“I leave you alone for an hour, just one hour, and you go and start acting like an idiot,” ze chided Cody as ze sat down next to him on the bunk.
“How did you…”
“Hermes, obviously, and the fact that I’ve set my corona to hone in on your most important biostatistics and update me in real time about them.” Ten smirked and tapped hir forehead, where the edge of the curling metal tiara touched hir skin. “I know more about you at any given minute than your own doctor does.”
“No it’s not,” Ten said blithely, and okay, no, it wasn’t. At least not for the two of them. Cody was used to having very few boundaries where Ten was concerned, at this point. It would have been worrying, if Ten hadn’t insisted on doing the same. “I need to have lots of data points to work off of when I start the trial phase for my serum.”
Oh, the serum. Cody was glad Ten was excited about it, he really was, but at the same time he just…wasn’t letting his own hopes get too high. Too many doctors had promised him results, and while Ten was smarter than most of those people, ze was also just one person. One person who wasn’t willing to explain all of hir serum sources to Cody, a boundary that he really wished would go away like so many others had.
“It’s not my secret to tell,” was all Ten had told him, unaccountably serious, and Cody had respected that and not pressed for more. Not like Ten was doing now.
“What made this happen? Your biostats correlate to having a panic attack, what is there to panic about? Everyone is fine.”

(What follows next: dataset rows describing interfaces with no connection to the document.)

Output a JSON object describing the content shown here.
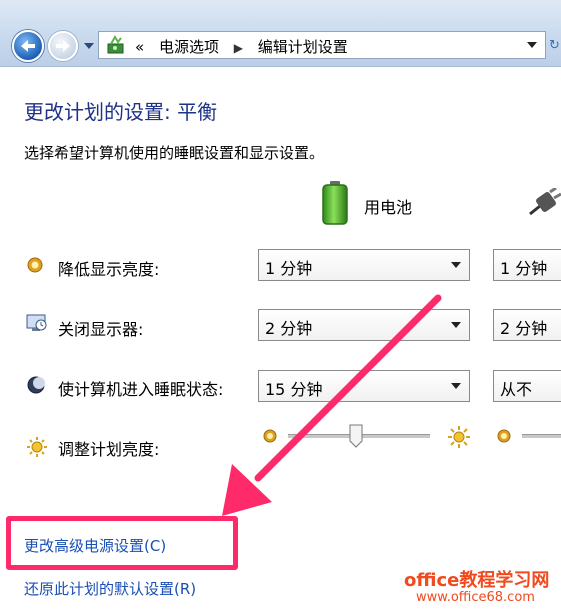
{
  "breadcrumb": {
    "separator": "«",
    "items": [
      "电源选项",
      "编辑计划设置"
    ]
  },
  "page": {
    "title": "更改计划的设置: 平衡",
    "description": "选择希望计算机使用的睡眠设置和显示设置。",
    "columns": {
      "battery": "用电池"
    }
  },
  "settings": [
    {
      "label": "降低显示亮度:",
      "battery": "1 分钟",
      "plugged": "1 分钟"
    },
    {
      "label": "关闭显示器:",
      "battery": "2 分钟",
      "plugged": "2 分钟"
    },
    {
      "label": "使计算机进入睡眠状态:",
      "battery": "15 分钟",
      "plugged": "从不"
    }
  ],
  "brightness": {
    "label": "调整计划亮度:",
    "battery_level": 0.48
  },
  "links": {
    "advanced": "更改高级电源设置(C)",
    "restore": "还原此计划的默认设置(R)"
  },
  "watermark": {
    "title": "office教程学习网",
    "url": "www.office68.com"
  },
  "colors": {
    "title": "#1e3287",
    "link": "#1a4fb4",
    "annotation": "#ff2a6a"
  },
  "icons": {
    "back": "back-arrow-icon",
    "forward": "forward-arrow-icon",
    "battery": "battery-icon",
    "plug": "power-plug-icon"
  }
}
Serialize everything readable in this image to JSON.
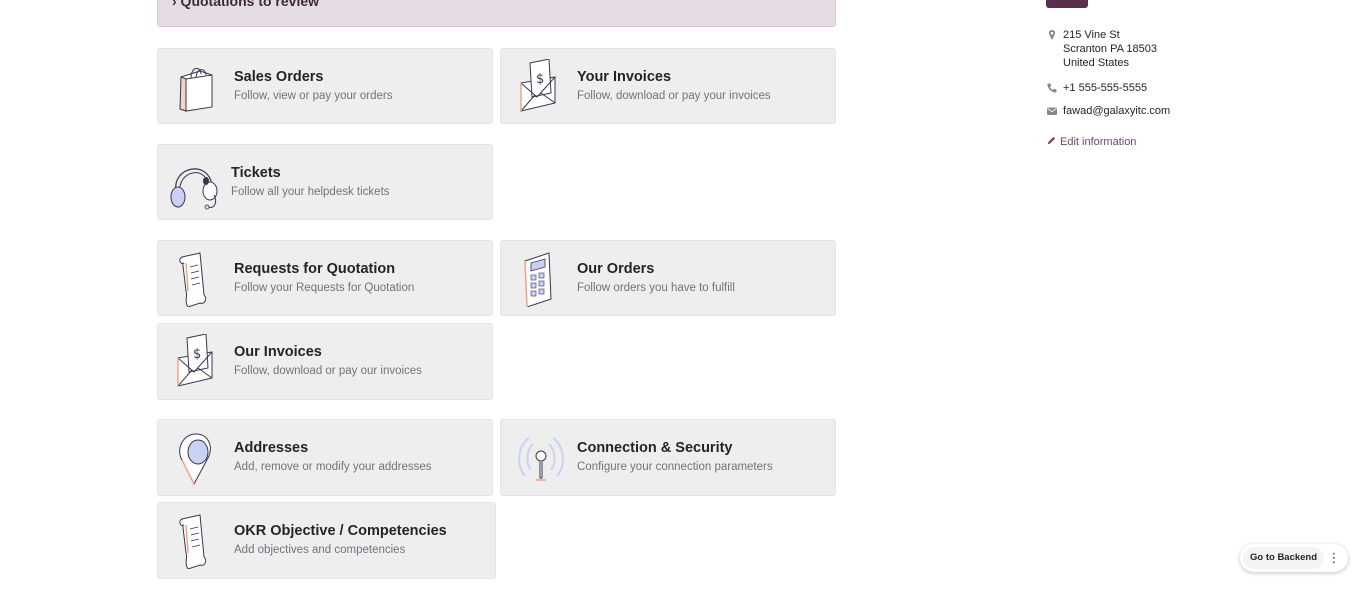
{
  "alert": {
    "text": "› Quotations to review"
  },
  "cards": [
    {
      "title": "Sales Orders",
      "desc": "Follow, view or pay your orders",
      "icon": "shopping-bag-icon"
    },
    {
      "title": "Your Invoices",
      "desc": "Follow, download or pay your invoices",
      "icon": "invoice-envelope-icon"
    },
    {
      "title": "Tickets",
      "desc": "Follow all your helpdesk tickets",
      "icon": "headset-icon"
    },
    {
      "title": "Requests for Quotation",
      "desc": "Follow your Requests for Quotation",
      "icon": "scroll-document-icon"
    },
    {
      "title": "Our Orders",
      "desc": "Follow orders you have to fulfill",
      "icon": "calculator-icon"
    },
    {
      "title": "Our Invoices",
      "desc": "Follow, download or pay our invoices",
      "icon": "invoice-envelope-icon"
    },
    {
      "title": "Addresses",
      "desc": "Add, remove or modify your addresses",
      "icon": "map-pin-icon"
    },
    {
      "title": "Connection & Security",
      "desc": "Configure your connection parameters",
      "icon": "antenna-signal-icon"
    },
    {
      "title": "OKR Objective / Competencies",
      "desc": "Add objectives and competencies",
      "icon": "scroll-document-icon"
    }
  ],
  "contact": {
    "address_lines": [
      "215 Vine St",
      "Scranton PA 18503",
      "United States"
    ],
    "phone": "+1 555-555-5555",
    "email": "fawad@galaxyitc.com",
    "edit_label": "Edit information"
  },
  "floating": {
    "backend_label": "Go to Backend",
    "menu_glyph": "⋮"
  },
  "colors": {
    "accent": "#71466a",
    "card_bg": "#eeeeee",
    "alert_bg": "#e6dce3"
  }
}
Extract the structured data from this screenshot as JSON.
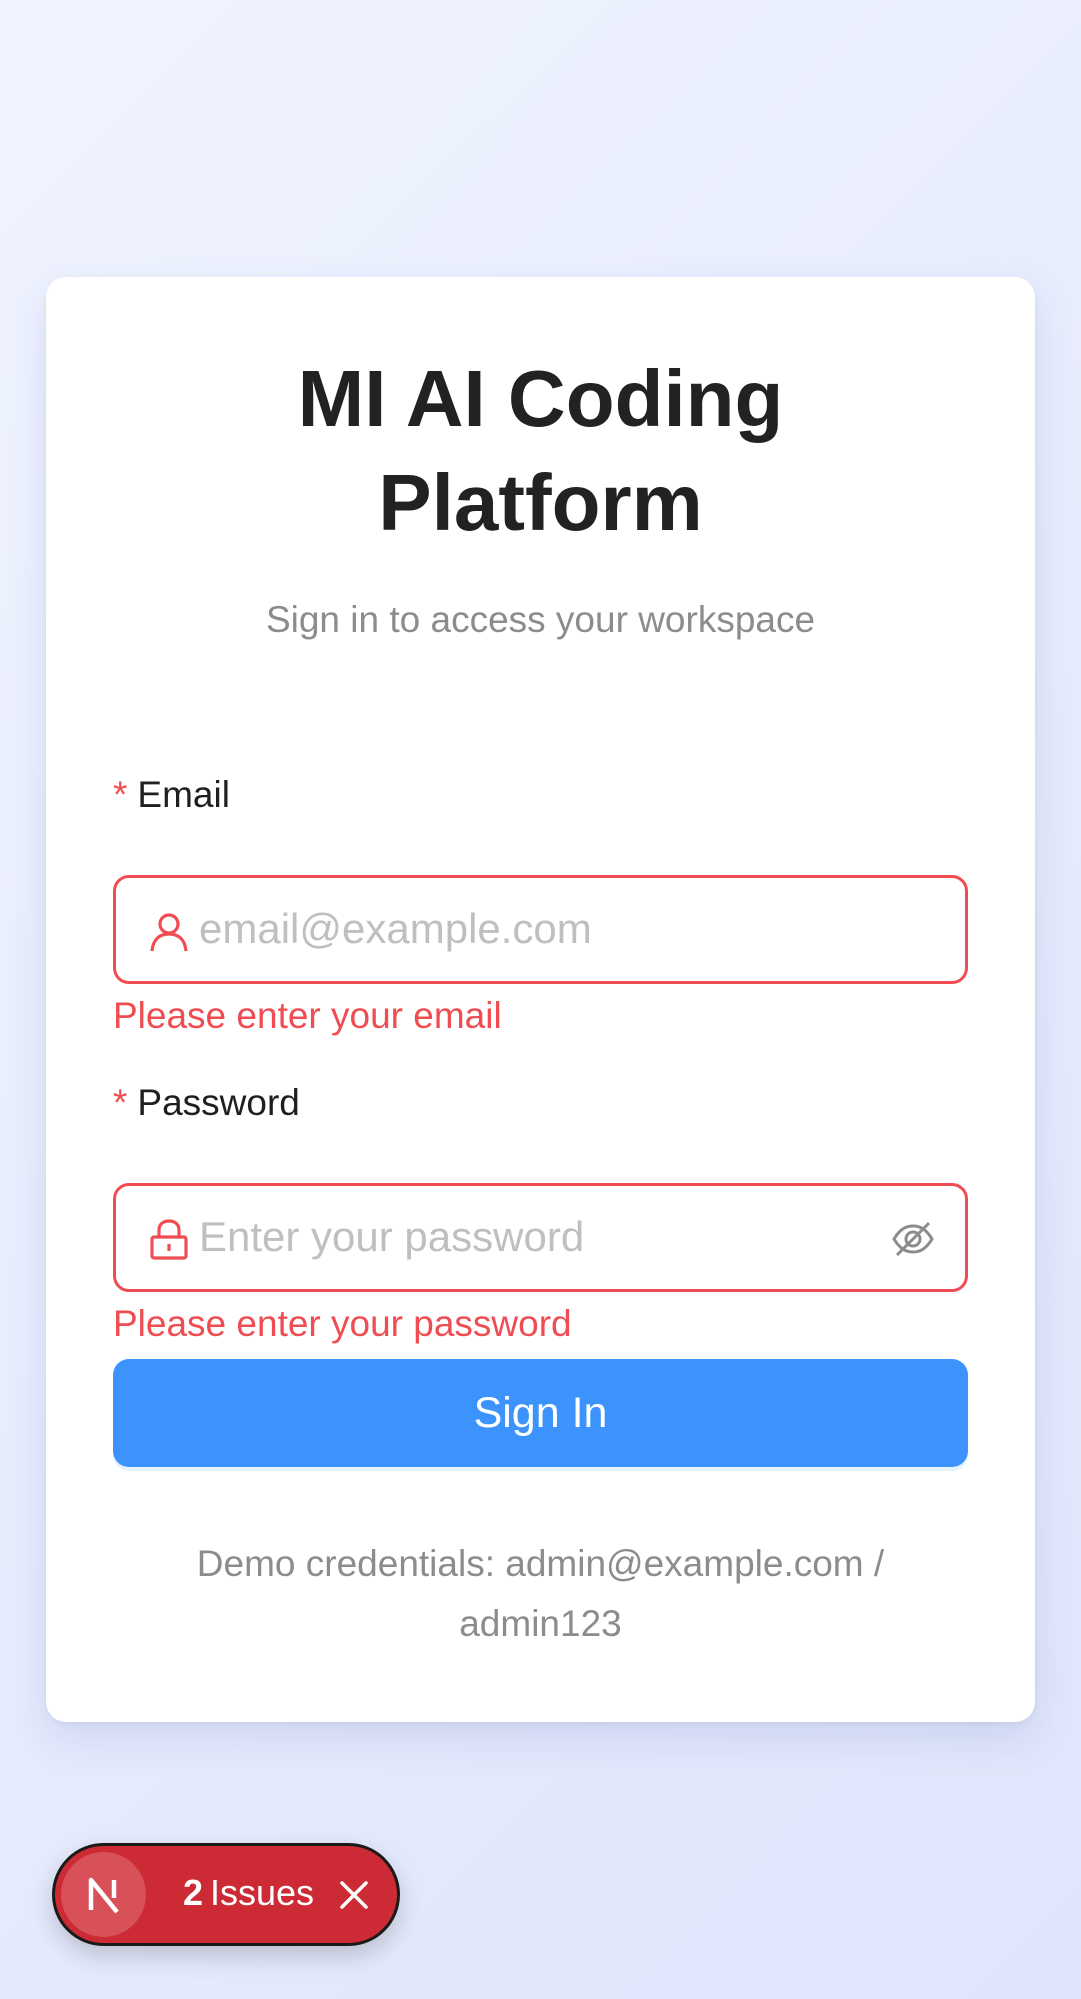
{
  "login": {
    "title_line1": "MI AI Coding",
    "title_line2": "Platform",
    "subtitle": "Sign in to access your workspace",
    "email": {
      "required_mark": "*",
      "label": "Email",
      "placeholder": "email@example.com",
      "value": "",
      "icon": "user-icon",
      "error": "Please enter your email"
    },
    "password": {
      "required_mark": "*",
      "label": "Password",
      "placeholder": "Enter your password",
      "value": "",
      "icon": "lock-icon",
      "toggle_icon": "eye-invisible-icon",
      "error": "Please enter your password"
    },
    "submit_label": "Sign In",
    "demo_line1": "Demo credentials: admin@example.com /",
    "demo_line2": "admin123"
  },
  "dev_overlay": {
    "badge_letter": "N",
    "issue_count": "2",
    "issue_label": "Issues",
    "close_icon": "close-icon"
  },
  "colors": {
    "primary": "#3d93fc",
    "error": "#ef4d52",
    "overlay_red": "#cc2a34"
  }
}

“Well, no, not Pamela but she’s dead and that’s perfect, so—oh. Kyle?” Ten made an incredulous face, hir scarlet red eyebrows almost touching the roots of hir matching hair. The red wasn’t Cody’s favorite. It made Ten looked like ze’d been dunked in blood, but knowing Ten ze’d get bored and change it in another week or so. “Kyle Alexander, really? Cody, honestly, the chances that he actually went to prison are pretty slim. I know that’s what they have to tell people, but he’s an Alexander, for fuck’s sake. He’s probably imprisoned on a beach somewhere, working on his tan.”
“That’s not the impression I get from Garrett.”
“Far be it from me to suggest that your father is less than omnipotent, but Cody, the man isn’t omnipotent. He doesn’t actually have eyes everywhere, and I’d be surprised if he knew the whole truth about the situation. And if he did?” Ten shrugged. “Then Garrett would take care of it. He’s the best there is when it comes to handling people.” That was honest admiration with just a hint of hero worship, and it made Cody smile to hear it.
“I know. I’m fine.”
“Good. So am I, even though I need at least twice the lab space I’ve been given, my independent study professor is an idiot.”
“Tell me more,” Cody encouraged, but instead Ten swung over onto his lap and wrapped hir arms around Cody’s neck.
“We’ve got the whole quad to ourselves for the next few hours,” ze purred. “How about we desecrate Grennson’s kitchen table instead?”
“You have the best ideas.”
“Well obviously, I’m a gen—mmph—” Cody cut the rest of Ten’s words off with a sweet, longing kiss and, sooner than he’d hoped, there was no thought of anything else in his head.